In fact I totted up my machines I have 4 mains nebulisers, (1 at work, 1 in the bedroom, 1 downstairs and 1 that is an international wattage one). 1 portable nebuliser, a cPAP machine, Static Oxygen Compressor, wheelchair and clean air filters.  At some point I need to buy a second (and maybe third cPAP machine) and I will need to buy a portable compressor ** le sigh ** and a new static one as the one I have is so big and bulky (thanks NHS) its taking over.  For the machines I have already, they hit around £4000, where I have another £5000 – £6000 to spend on them….. I don’t have a profile bed, but it is getting to the point I need one which means finding another £3000 (to have a bed that doesn’t look like you are in hospital) so you can see, I am pretty lucky, others have to fund 10 times more items than I need.

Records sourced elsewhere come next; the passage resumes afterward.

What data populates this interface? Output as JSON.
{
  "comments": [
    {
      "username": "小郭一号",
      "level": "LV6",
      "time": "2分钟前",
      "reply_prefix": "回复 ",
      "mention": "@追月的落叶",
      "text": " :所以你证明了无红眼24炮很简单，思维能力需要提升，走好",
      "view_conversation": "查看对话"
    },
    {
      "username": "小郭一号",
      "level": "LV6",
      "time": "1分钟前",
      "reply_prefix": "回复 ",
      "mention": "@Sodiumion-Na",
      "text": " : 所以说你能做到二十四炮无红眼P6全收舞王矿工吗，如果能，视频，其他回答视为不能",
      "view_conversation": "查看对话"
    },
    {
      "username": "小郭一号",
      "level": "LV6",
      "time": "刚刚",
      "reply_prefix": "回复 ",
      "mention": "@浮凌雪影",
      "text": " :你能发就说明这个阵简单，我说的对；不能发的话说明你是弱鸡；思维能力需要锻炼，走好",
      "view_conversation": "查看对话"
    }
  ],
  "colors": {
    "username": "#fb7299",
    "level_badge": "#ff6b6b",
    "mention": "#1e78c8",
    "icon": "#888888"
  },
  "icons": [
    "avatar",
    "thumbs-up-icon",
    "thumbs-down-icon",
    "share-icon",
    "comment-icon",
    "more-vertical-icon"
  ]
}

With those cost alone its a real hit on the pocket, most people are on long term sick leave, or even if they are lucky to be able to work (I count myself lucky to be able to have a job), frequent periods of extended sick leave means you can spend a lot of time on Statutory Sick Pay which at  £89.35 a week, would not even cover someones bills, never mind rent/mortgages, medications and foods.

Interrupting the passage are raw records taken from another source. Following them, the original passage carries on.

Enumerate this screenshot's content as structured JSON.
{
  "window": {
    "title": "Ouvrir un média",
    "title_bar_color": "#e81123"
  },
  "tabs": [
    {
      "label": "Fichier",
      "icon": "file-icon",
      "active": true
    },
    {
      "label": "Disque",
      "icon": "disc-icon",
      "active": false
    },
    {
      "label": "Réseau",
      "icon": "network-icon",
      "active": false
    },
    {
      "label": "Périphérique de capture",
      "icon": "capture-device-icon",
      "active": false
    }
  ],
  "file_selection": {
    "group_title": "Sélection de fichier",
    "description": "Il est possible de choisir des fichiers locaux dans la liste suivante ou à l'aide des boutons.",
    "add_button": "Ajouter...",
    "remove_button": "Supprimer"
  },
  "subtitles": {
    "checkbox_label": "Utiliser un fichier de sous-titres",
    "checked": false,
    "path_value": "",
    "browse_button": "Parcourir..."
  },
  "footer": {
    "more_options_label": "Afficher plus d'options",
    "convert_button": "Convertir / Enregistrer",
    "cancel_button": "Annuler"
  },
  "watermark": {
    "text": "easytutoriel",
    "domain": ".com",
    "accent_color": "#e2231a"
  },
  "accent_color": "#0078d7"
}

You can only imagine the strain on individuals and families. Its a known fact that those that are chronically ill are often so heavily in debt it is another stress that they don’t need whilst trying to battle an already demanding fight. Most people don’t know where to turn, how to ask for help and end up in a  lot worse situation because of it all. Imagine having to try and choose paying a bill or buying a machine that will make your quality of life better? imagine having to try and pluck up the courage to tell friends and family you need financial help, imagine having to battle day in day out to be able to eat and have medication.

This week the bloggers on will be focusing on areas of funding you may not be aware of, a lot of people don’t realize that having a form of Asthma (and many other chronic illnesses) can be a disability.  We will be covering areas such as PIP- what it is, how to apply and some tips, other benefits such as freedom passes, parking schemes, pre-pay certificates for prescriptions along with some charities/grants we are aware of that can help with costs.   Most of us where not aware of schemes or items we could be eligible to, never mind how to go about starting to claim them.

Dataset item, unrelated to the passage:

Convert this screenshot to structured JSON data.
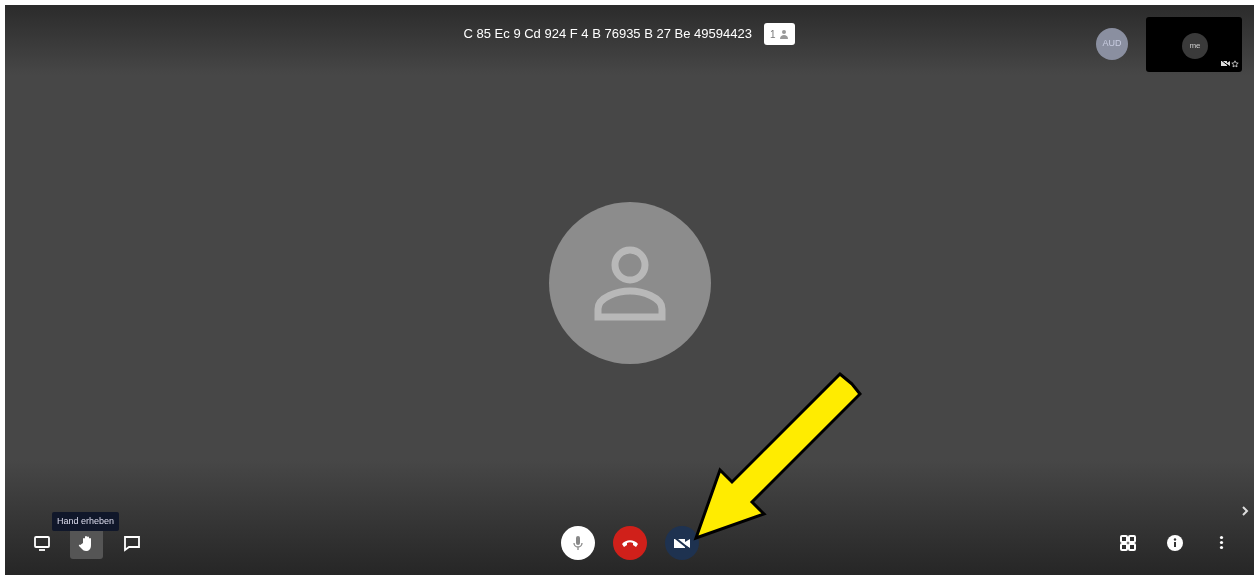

We will also be highlighting some key campaigns which are helping to not only draw attention to the issues surrounding the hidden costs, but trying to change them. Showing that yes, charity may start at home, it shouldn’t stop there.  We can all come together by sharing information, resources and by speaking up to help get things changed.

We hope you come and join the FaceBook Group  and continue the discussions. Not only that if you have any advice, know of any funding we don’t cover or know of any charities than can help, then please do get in touch with us.




Leave a Reply

Fill in your details below or click an icon to log in: Logo

You are commenting using your account. Log Out /  Change )

Google+ photo

You are commenting using your Google+ account. Log Out /  Change )

Twitter picture

You are commenting using your Twitter account. Log Out /  Change )

Facebook photo

You are commenting using your Facebook account. Log Out /  Change )

Connecting to %s